Perhaps some good will come out of the sagas of Carlos Ghosn and Mark Karpeles, and their cases can lead to improvements in Japan’s beleaguered criminal justice system.


Contextualizing Japan’s often-criticized criminal justice system

While there is deserved criticism of Japan’s “hostage justice,” very few have spoken to the totality of the nation’s criminal justice system — from initial arrest to bail release to incarceration — and what aspects might compare favorably with other developed countries. To wit:

Japan enjoys low crime rates

The total number of arrests in Japan for all crimes is very low, averaging around 150,000 per year, according to National Police Agency statistics. By comparison, according to database company Statista, the U.S. has averaged almost 11 million arrests per year during the past five years. According to police statistics, Germany had about 2 million arrests last year. As a result, the Japanese police, lawyers, prosecutors and judges are not overwhelmed by the sheer number of cases as is seen elsewhere.

Three-judge panels

Unlike justice systems that rely on solo judges or juries, Japan’s system uses panels made up of three judges. Japan has had almost no reported cases where judges have been bribed or juries bought off. A few years ago, Japan introduced a system involving a layperson panel review of prosecutorial decisions to ensure fairness.

99% conviction rate

Much has been made of Japan’s high conviction rate and what that implies about the presumption of innocence.

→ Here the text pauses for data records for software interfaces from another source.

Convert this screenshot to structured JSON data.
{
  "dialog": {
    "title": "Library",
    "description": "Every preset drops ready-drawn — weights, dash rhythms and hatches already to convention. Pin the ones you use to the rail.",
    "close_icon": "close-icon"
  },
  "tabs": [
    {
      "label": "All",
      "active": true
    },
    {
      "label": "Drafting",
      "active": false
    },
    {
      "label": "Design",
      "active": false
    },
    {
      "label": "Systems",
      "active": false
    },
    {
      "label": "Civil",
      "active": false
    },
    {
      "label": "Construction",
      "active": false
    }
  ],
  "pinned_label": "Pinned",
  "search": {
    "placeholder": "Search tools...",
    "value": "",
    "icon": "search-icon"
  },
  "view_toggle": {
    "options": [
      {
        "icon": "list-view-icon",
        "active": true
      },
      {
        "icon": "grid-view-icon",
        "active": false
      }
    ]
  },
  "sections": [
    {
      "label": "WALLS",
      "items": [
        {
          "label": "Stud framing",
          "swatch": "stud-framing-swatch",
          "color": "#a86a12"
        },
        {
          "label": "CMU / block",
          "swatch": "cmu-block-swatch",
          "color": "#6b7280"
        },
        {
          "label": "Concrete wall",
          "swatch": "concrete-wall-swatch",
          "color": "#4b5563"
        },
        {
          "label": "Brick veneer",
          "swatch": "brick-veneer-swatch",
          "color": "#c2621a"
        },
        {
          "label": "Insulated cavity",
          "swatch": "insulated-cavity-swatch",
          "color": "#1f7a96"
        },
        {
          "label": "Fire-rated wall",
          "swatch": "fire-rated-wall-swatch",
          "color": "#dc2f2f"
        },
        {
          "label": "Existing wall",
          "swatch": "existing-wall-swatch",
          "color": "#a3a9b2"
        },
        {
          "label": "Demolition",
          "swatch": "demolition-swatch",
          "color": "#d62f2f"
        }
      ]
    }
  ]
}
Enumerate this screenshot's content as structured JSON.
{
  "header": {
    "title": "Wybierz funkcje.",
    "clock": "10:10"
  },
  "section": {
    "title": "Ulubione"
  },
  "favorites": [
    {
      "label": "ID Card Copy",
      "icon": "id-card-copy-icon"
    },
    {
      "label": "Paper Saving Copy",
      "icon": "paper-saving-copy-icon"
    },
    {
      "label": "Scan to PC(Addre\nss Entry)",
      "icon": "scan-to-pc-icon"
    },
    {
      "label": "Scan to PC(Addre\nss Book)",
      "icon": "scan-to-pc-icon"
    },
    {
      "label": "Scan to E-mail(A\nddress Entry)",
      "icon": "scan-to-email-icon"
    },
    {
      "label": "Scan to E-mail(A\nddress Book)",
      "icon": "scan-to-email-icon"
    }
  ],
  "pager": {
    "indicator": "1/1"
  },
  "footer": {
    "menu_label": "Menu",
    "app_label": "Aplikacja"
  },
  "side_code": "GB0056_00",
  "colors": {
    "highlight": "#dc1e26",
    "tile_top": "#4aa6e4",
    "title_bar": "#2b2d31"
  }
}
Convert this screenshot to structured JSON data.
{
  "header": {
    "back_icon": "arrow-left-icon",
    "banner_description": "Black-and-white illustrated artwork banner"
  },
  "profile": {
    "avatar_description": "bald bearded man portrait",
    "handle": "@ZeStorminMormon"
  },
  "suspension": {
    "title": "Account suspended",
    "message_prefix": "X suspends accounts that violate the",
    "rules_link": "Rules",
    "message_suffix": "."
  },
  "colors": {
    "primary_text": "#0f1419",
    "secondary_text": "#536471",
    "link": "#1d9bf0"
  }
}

To compare, Canada’s is 97 percent and the U.S. Federal Court over 95 percent. Is presumption of innocence in doubt in Canada or the U.S. Federal Court because of their comparable conviction rates?

In fact, having lower conviction rates is not a good thing, as that speaks to the quality of police and prosecutorial investigations. So what does all of this mean?

Of the 150,000 arrests in Japan every year, about 135,000 are detained. Of those detained, regardless of duration, 67 percent are convicted and 32 percent are released or dismissed. In the U.S., however, only about 8 percent of those charged are released.

Conviction rates are notoriously difficult to compare among countries, as there is no consistency in how each country reports its data. Rather than overly focusing on conviction rate, greater attention to the overall fairness of the trial process itself would be a stronger measure of the quality of justice delivered.

Detention centers not full

The occupancy rate of Japan’s detention centers is 67 percent. According to the World Prison Brief, that compares with Italy at 120 percent, France at 116 percent and the U.S. at 104 percent.

Of all detainees in Japan, those being held for pretrial detention is under 10 percent. In many Western countries, the rate is much higher. In Italy, it is 32 percent, in Sweden it is 30 percent, and the U.S., 21 percent. One of the takeaways here is that habeas corpus alone cannot deliver justice if the poor and minorities cannot make bail.

While every criminal justice system aims for equal justice under the law, it must work within its sociocultural context.

Where Japan’s justice system is weak, other countries may have stronger protections, and vice versa.

Edo Naito is an outside board director, advocate for Japan corporate governance and a commentator on Japanese politics, law and history. He is a retired international business attorney and has held executive positions at several U.S. and Japanese multinational companies.